Potential Benefits of a Palaeolithic Diet

The authors conclude with a review of the few medical scientific studies of Palaeolithic diets in modern humans. These are the ones by Frassetto, Osterdahl, Jönsson, and Lindeberg. I’ve already reviewed those here.  They missed O’Dea and Kerin’s study.

My Overall Impressions

This article seems very well researched.  It lays out a logical framework for the discipline of evolutionary medicine and should spur further clinical research.  It’s well worth a read if you have more than a passing interest in paleo lifestyle theory.

Bear in mind I’m not a paleontologist, anthropologist, paleo-anthropologist, or archeologist.  So caveat lector.

Steve Parker, M.D.  (B.S. degree in zoology)

Reference: Kuipers,RS; Joordens, JCA; and Muskiet, FAJ. A multidisciplinary reconstitution of Palaeolithic nutrition that holds promise for the prevention and treatment of diseases of civilization. Nutrition Research Reviews, 25 (2012): 96-129.  doi: 10.1017/S0954422412000017

PS: The Paleolithic diet is also called paleo, ancestral, hunter-gatherer, Stone Age,  Old Stone Age, and caveman diet.

Deer Rifles

Arizona hunters wear camouflage

I’ve been researching rifles for deer hunting.

The most popular calibers are .308 and .30-06.  These two are essentially equivalent.  The .30-06 may have a bit more “oomph.”  The .308 may be a slightly more accurate.  I lean toward the .308.

Most deer hunters use a scope rather than iron sites these days.

A traditional wood stock appeals to me.  The alternative is a synthetic stock, such as molded plastic.  The latter are cheaper by one or two hundred U.S. dollars.

These are in the running for my choice:

I looked at Kimber, Mossberg, and Marlin websites and didn’t see anything that appealed to me.  Nevertheless, they’re popular.  Remington 700s have a huge following—the military M40 is based on it—but I’m concerned after seeing a documentary accusing them of deadly or disabling misfires.

Any thoughts?

-Steve

Updated Feb. 24, 2013

An Infestation of Deer

Looking over the American landscape, it’s hard to think of a more insidious threat to forests, farms and wildlife, not to mention human health and safety, than deer.

—from the Bloomberg View editorial board at Bloomberg News, August 8, 2012

Buck Fever

Deer hunters call this “glassing”

I have a mysterious new fascination with deer hunting.

I don’t know why I’ve been thinking about this.  It may be related to a book on raising boys I read about six months ago.  The author talked about rites of passage for adolescent boys.  In his social circle, hunting was one such rite.  Boys on the cusp of adulthood were invited to the hunting camp to mingle with the experienced men and learn about manly things.  My son is almost 14.

Jews have the bar mitzvah.  The rest of us in Western societies don’t have much in the way of a rite of passage for adolescent boys (“young bucks”).  The scarification practiced by some West African tribes is not what I had in mind.  I guess we’ve decided as a culture that adolescent rites of passages aren’t needed any more.  I’m not so sure.

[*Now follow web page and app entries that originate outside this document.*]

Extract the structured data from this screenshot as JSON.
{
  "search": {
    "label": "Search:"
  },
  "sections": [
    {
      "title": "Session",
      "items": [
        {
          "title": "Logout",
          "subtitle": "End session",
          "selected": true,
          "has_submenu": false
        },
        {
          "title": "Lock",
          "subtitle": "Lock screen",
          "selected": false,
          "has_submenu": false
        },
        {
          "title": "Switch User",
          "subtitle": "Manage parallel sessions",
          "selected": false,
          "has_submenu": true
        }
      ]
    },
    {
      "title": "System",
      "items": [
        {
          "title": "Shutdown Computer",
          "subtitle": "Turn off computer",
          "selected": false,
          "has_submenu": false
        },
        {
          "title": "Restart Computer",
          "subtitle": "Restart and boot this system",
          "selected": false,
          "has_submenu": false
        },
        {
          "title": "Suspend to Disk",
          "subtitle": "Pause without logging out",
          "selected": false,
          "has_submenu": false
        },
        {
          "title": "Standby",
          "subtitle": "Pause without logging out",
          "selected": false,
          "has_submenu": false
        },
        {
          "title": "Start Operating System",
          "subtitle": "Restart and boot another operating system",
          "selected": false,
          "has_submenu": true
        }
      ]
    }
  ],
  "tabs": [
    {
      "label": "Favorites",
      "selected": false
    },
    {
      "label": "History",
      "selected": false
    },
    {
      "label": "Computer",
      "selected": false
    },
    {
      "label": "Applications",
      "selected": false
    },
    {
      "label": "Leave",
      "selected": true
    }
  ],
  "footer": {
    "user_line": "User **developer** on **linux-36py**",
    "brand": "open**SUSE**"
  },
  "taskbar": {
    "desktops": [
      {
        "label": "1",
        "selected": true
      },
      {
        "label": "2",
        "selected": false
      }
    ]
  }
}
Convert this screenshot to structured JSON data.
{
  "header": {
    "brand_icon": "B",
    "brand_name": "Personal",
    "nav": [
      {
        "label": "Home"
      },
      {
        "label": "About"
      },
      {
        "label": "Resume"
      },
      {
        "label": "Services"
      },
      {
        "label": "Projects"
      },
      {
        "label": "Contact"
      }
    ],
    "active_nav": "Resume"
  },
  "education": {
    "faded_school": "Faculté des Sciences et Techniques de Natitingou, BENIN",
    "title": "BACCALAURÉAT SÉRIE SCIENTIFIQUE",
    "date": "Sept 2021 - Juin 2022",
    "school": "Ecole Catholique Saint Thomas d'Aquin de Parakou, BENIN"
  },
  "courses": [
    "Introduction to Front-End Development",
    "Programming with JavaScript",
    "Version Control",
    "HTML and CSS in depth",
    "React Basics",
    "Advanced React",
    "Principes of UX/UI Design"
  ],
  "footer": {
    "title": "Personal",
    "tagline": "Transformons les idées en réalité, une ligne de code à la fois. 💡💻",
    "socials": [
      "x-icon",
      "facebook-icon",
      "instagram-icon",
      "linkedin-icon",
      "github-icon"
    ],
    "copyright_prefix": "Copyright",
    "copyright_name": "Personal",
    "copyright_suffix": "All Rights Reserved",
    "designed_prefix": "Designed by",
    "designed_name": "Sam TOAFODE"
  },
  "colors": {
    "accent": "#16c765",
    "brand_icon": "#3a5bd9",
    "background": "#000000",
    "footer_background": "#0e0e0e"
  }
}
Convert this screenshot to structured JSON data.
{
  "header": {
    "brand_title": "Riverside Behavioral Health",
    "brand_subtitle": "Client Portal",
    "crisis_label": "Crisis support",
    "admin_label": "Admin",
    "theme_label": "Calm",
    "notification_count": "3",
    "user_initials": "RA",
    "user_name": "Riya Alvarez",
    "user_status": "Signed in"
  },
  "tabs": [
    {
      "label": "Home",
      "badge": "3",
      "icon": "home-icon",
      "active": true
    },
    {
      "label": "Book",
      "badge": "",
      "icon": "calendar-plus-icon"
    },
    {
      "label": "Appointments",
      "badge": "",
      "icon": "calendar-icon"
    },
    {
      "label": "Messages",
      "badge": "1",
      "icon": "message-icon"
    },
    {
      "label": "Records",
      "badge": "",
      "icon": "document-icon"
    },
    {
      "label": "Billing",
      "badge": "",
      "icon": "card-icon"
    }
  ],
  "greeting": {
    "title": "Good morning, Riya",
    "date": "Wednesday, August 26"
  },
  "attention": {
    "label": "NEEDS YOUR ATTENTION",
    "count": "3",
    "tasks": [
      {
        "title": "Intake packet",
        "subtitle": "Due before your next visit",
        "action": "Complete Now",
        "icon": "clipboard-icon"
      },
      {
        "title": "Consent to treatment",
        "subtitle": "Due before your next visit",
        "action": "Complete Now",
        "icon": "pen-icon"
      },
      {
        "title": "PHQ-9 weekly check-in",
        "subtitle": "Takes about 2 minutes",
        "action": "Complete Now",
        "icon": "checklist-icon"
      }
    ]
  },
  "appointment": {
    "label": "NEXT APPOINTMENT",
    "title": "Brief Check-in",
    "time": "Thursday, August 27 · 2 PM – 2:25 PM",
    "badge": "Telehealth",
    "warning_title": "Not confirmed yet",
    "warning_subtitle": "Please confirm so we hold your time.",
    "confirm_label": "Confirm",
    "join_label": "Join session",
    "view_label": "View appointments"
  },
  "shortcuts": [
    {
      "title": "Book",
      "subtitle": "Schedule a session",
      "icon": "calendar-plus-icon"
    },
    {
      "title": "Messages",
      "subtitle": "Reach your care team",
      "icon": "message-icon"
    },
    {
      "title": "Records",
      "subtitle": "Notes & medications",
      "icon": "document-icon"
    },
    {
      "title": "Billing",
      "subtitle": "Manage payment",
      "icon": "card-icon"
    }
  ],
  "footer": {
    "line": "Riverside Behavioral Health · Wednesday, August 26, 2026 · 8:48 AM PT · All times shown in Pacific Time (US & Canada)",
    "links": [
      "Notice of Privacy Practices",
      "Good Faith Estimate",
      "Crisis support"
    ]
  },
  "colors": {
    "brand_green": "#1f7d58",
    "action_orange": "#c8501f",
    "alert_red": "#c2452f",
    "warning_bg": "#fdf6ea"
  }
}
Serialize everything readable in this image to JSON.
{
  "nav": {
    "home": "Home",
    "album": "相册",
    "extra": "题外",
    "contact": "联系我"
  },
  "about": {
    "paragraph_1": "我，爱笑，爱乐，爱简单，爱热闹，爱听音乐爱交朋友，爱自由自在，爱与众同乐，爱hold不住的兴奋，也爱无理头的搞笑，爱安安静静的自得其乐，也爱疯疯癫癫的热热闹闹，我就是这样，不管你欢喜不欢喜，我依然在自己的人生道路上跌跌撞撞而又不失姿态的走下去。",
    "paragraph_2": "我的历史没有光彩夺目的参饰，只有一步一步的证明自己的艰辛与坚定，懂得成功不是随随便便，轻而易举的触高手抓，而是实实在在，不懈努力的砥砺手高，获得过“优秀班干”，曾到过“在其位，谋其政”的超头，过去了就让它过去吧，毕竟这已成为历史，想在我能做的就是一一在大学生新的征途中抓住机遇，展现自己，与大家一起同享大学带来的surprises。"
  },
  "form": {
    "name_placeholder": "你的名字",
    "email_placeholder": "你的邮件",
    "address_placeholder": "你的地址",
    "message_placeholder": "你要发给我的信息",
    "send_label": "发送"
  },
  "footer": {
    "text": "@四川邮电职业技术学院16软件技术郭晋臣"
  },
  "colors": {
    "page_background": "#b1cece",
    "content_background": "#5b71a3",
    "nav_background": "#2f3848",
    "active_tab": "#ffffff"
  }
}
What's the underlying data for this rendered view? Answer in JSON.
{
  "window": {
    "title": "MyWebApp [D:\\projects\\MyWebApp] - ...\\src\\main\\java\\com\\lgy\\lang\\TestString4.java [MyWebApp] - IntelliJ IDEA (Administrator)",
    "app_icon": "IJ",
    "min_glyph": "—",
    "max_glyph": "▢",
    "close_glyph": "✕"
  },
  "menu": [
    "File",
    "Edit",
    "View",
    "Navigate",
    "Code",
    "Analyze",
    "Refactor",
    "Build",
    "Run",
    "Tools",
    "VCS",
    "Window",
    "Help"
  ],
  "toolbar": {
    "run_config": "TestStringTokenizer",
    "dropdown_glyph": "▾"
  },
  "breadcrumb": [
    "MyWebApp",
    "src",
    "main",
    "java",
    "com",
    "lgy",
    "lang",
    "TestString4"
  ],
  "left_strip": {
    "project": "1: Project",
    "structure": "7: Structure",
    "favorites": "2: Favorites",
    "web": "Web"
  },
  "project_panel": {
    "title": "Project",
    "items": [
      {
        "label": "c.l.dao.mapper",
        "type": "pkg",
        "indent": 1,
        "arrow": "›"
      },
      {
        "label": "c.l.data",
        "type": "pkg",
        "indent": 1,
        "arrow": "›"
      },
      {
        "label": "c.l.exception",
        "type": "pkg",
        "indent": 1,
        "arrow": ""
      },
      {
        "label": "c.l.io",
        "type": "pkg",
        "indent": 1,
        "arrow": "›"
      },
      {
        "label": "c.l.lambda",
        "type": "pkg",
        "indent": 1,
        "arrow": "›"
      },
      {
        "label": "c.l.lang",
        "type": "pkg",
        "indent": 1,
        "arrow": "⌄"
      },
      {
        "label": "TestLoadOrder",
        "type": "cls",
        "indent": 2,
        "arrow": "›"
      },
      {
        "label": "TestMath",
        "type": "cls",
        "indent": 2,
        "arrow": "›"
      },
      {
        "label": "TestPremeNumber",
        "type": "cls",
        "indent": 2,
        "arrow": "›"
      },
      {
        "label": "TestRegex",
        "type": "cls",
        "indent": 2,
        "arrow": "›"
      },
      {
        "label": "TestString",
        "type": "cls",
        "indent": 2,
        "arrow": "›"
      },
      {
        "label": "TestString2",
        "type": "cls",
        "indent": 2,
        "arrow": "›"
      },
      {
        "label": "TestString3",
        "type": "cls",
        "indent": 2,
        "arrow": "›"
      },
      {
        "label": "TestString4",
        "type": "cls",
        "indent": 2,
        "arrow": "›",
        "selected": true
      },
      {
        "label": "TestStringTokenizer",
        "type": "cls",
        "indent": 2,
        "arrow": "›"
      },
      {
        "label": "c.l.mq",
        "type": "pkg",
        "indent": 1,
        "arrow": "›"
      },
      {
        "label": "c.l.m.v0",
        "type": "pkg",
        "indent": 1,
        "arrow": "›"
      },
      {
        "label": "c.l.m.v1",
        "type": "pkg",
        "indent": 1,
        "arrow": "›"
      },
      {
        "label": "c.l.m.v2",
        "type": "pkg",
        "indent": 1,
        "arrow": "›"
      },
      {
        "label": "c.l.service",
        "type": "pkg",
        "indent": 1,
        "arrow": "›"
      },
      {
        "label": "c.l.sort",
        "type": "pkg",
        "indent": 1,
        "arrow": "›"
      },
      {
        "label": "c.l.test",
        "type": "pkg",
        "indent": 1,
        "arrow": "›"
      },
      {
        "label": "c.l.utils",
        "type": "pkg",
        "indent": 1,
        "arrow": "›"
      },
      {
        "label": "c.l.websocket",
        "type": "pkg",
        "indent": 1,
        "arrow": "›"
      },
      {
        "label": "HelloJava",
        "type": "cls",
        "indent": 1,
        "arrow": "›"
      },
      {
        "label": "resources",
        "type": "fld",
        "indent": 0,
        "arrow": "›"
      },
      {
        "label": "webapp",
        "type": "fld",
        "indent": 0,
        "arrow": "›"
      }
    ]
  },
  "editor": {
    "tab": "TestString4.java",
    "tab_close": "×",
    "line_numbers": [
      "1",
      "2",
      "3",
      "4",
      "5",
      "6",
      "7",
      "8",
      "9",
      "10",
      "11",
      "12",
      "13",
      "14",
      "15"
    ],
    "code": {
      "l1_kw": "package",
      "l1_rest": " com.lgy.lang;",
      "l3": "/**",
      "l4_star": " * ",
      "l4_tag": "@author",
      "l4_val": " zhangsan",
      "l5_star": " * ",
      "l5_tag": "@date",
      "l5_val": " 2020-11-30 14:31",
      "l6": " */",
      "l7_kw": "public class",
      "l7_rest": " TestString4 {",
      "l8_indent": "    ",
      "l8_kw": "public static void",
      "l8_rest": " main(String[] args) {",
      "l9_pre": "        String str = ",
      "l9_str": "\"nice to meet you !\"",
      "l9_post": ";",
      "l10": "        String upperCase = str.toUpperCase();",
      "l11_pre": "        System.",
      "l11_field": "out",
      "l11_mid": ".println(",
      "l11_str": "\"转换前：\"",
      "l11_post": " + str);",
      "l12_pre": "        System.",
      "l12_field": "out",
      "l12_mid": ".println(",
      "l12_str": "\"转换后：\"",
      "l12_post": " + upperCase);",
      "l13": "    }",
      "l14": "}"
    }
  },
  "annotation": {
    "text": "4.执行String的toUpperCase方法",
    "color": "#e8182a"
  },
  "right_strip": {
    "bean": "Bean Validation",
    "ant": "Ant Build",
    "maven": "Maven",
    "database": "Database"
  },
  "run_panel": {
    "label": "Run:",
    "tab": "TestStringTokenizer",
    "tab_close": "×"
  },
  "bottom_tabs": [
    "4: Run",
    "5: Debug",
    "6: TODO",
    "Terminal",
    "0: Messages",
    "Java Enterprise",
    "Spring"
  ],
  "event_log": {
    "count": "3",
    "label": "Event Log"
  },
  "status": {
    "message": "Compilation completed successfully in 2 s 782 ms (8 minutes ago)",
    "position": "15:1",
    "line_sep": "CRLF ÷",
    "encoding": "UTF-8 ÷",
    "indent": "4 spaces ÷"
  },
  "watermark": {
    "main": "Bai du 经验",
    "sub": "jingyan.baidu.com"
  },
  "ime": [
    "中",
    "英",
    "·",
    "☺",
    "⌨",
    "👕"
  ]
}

I bet hunter-gatherer societies have rites of passage.

Perhaps my son’s path to Eagle scout will be his rite of passage.  Or maybe it’ll be a deer hunt.

-Steve

PS: I’ve never killed a deer, nor even shot at one.  I went on a deer hunt as a yoot but no one in the party got lucky.  I’ve never even fired a rifle more powerful than a .22.